DATA FOR PROCESSING below:

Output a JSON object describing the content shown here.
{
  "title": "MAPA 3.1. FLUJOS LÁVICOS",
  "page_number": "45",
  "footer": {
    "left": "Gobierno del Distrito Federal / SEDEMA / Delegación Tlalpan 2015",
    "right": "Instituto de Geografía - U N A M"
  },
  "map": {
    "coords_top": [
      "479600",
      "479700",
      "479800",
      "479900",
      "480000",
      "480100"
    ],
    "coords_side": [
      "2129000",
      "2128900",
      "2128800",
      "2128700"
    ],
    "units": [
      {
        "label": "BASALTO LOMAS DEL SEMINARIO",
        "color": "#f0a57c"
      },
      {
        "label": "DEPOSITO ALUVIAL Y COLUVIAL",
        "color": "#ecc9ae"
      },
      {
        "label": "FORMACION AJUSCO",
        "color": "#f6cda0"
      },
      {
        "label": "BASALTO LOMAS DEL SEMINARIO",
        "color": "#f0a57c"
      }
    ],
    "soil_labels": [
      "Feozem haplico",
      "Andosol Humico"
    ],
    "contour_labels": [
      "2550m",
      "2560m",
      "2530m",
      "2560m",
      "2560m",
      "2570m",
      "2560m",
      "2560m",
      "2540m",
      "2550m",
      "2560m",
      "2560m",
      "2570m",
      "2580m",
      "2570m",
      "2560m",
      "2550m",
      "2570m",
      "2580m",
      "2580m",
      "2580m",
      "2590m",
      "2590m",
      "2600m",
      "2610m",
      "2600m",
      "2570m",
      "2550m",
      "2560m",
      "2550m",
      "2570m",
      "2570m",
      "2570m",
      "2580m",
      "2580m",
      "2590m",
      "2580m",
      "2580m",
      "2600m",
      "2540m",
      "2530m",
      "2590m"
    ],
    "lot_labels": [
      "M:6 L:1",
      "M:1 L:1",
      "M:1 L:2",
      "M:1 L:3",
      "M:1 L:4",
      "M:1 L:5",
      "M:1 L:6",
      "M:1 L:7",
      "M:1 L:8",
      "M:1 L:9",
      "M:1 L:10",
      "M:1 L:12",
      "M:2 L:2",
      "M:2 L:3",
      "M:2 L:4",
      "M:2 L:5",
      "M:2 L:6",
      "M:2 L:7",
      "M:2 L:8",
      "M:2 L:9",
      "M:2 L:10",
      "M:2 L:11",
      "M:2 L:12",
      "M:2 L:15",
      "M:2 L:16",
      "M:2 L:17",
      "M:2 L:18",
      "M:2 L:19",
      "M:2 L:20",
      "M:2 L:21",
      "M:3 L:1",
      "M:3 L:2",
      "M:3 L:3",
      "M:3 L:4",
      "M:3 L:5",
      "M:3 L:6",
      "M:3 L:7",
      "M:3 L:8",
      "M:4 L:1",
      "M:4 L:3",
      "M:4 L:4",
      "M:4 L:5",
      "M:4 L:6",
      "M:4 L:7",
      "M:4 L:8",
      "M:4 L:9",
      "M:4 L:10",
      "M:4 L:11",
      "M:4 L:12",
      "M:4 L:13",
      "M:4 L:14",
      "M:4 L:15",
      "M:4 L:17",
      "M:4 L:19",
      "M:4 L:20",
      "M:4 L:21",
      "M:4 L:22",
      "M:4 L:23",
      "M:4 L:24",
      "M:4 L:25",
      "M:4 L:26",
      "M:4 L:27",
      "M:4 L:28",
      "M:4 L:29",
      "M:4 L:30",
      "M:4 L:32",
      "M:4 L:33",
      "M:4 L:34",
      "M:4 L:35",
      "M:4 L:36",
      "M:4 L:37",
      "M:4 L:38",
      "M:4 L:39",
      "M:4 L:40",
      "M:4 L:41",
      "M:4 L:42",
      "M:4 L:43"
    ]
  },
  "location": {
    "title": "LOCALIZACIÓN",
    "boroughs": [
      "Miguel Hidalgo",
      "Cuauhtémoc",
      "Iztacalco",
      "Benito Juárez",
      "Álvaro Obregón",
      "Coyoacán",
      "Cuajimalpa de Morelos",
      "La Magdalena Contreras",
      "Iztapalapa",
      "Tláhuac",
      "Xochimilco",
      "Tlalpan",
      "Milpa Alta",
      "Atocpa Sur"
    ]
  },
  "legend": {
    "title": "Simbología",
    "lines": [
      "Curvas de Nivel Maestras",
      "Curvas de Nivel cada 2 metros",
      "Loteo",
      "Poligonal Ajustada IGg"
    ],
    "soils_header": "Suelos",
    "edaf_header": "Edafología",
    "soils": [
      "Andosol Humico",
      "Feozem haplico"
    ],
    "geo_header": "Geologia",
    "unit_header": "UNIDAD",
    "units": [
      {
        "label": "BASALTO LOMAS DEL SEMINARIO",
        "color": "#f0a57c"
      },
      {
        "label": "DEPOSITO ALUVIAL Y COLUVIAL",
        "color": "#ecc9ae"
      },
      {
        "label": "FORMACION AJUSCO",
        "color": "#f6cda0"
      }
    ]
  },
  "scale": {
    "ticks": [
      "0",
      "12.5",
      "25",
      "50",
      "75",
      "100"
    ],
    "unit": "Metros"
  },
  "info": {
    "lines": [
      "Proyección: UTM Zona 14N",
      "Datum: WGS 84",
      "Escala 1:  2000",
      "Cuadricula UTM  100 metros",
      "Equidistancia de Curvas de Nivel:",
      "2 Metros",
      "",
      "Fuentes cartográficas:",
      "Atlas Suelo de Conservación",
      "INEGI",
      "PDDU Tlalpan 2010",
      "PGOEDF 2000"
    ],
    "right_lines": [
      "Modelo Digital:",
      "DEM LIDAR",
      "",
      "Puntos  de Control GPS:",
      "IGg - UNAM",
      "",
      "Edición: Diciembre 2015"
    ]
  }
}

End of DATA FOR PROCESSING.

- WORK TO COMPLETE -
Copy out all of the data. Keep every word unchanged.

- OUTPUT OF THE TASK -
Output a JSON object describing the content shown here.
{
  "title": "MAPA 3.1. FLUJOS LÁVICOS",
  "page_number": "45",
  "footer": {
    "left": "Gobierno del Distrito Federal / SEDEMA / Delegación Tlalpan 2015",
    "right": "Instituto de Geografía - U N A M"
  },
  "map": {
    "coords_top": [
      "479600",
      "479700",
      "479800",
      "479900",
      "480000",
      "480100"
    ],
    "coords_side": [
      "2129000",
      "2128900",
      "2128800",
      "2128700"
    ],
    "units": [
      {
        "label": "BASALTO LOMAS DEL SEMINARIO",
        "color": "#f0a57c"
      },
      {
        "label": "DEPOSITO ALUVIAL Y COLUVIAL",
        "color": "#ecc9ae"
      },
      {
        "label": "FORMACION AJUSCO",
        "color": "#f6cda0"
      },
      {
        "label": "BASALTO LOMAS DEL SEMINARIO",
        "color": "#f0a57c"
      }
    ],
    "soil_labels": [
      "Feozem haplico",
      "Andosol Humico"
    ],
    "contour_labels": [
      "2550m",
      "2560m",
      "2530m",
      "2560m",
      "2560m",
      "2570m",
      "2560m",
      "2560m",
      "2540m",
      "2550m",
      "2560m",
      "2560m",
      "2570m",
      "2580m",
      "2570m",
      "2560m",
      "2550m",
      "2570m",
      "2580m",
      "2580m",
      "2580m",
      "2590m",
      "2590m",
      "2600m",
      "2610m",
      "2600m",
      "2570m",
      "2550m",
      "2560m",
      "2550m",
      "2570m",
      "2570m",
      "2570m",
      "2580m",
      "2580m",
      "2590m",
      "2580m",
      "2580m",
      "2600m",
      "2540m",
      "2530m",
      "2590m"
    ],
    "lot_labels": [
      "M:6 L:1",
      "M:1 L:1",
      "M:1 L:2",
      "M:1 L:3",
      "M:1 L:4",
      "M:1 L:5",
      "M:1 L:6",
      "M:1 L:7",
      "M:1 L:8",
      "M:1 L:9",
      "M:1 L:10",
      "M:1 L:12",
      "M:2 L:2",
      "M:2 L:3",
      "M:2 L:4",
      "M:2 L:5",
      "M:2 L:6",
      "M:2 L:7",
      "M:2 L:8",
      "M:2 L:9",
      "M:2 L:10",
      "M:2 L:11",
      "M:2 L:12",
      "M:2 L:15",
      "M:2 L:16",
      "M:2 L:17",
      "M:2 L:18",
      "M:2 L:19",
      "M:2 L:20",
      "M:2 L:21",
      "M:3 L:1",
      "M:3 L:2",
      "M:3 L:3",
      "M:3 L:4",
      "M:3 L:5",
      "M:3 L:6",
      "M:3 L:7",
      "M:3 L:8",
      "M:4 L:1",
      "M:4 L:3",
      "M:4 L:4",
      "M:4 L:5",
      "M:4 L:6",
      "M:4 L:7",
      "M:4 L:8",
      "M:4 L:9",
      "M:4 L:10",
      "M:4 L:11",
      "M:4 L:12",
      "M:4 L:13",
      "M:4 L:14",
      "M:4 L:15",
      "M:4 L:17",
      "M:4 L:19",
      "M:4 L:20",
      "M:4 L:21",
      "M:4 L:22",
      "M:4 L:23",
      "M:4 L:24",
      "M:4 L:25",
      "M:4 L:26",
      "M:4 L:27",
      "M:4 L:28",
      "M:4 L:29",
      "M:4 L:30",
      "M:4 L:32",
      "M:4 L:33",
      "M:4 L:34",
      "M:4 L:35",
      "M:4 L:36",
      "M:4 L:37",
      "M:4 L:38",
      "M:4 L:39",
      "M:4 L:40",
      "M:4 L:41",
      "M:4 L:42",
      "M:4 L:43"
    ]
  },
  "location": {
    "title": "LOCALIZACIÓN",
    "boroughs": [
      "Miguel Hidalgo",
      "Cuauhtémoc",
      "Iztacalco",
      "Benito Juárez",
      "Álvaro Obregón",
      "Coyoacán",
      "Cuajimalpa de Morelos",
      "La Magdalena Contreras",
      "Iztapalapa",
      "Tláhuac",
      "Xochimilco",
      "Tlalpan",
      "Milpa Alta",
      "Atocpa Sur"
    ]
  },
  "legend": {
    "title": "Simbología",
    "lines": [
      "Curvas de Nivel Maestras",
      "Curvas de Nivel cada 2 metros",
      "Loteo",
      "Poligonal Ajustada IGg"
    ],
    "soils_header": "Suelos",
    "edaf_header": "Edafología",
    "soils": [
      "Andosol Humico",
      "Feozem haplico"
    ],
    "geo_header": "Geologia",
    "unit_header": "UNIDAD",
    "units": [
      {
        "label": "BASALTO LOMAS DEL SEMINARIO",
        "color": "#f0a57c"
      },
      {
        "label": "DEPOSITO ALUVIAL Y COLUVIAL",
        "color": "#ecc9ae"
      },
      {
        "label": "FORMACION AJUSCO",
        "color": "#f6cda0"
      }
    ]
  },
  "scale": {
    "ticks": [
      "0",
      "12.5",
      "25",
      "50",
      "75",
      "100"
    ],
    "unit": "Metros"
  },
  "info": {
    "lines": [
      "Proyección: UTM Zona 14N",
      "Datum: WGS 84",
      "Escala 1:  2000",
      "Cuadricula UTM  100 metros",
      "Equidistancia de Curvas de Nivel:",
      "2 Metros",
      "",
      "Fuentes cartográficas:",
      "Atlas Suelo de Conservación",
      "INEGI",
      "PDDU Tlalpan 2010",
      "PGOEDF 2000"
    ],
    "right_lines": [
      "Modelo Digital:",
      "DEM LIDAR",
      "",
      "Puntos  de Control GPS:",
      "IGg - UNAM",
      "",
      "Edición: Diciembre 2015"
    ]
  }
}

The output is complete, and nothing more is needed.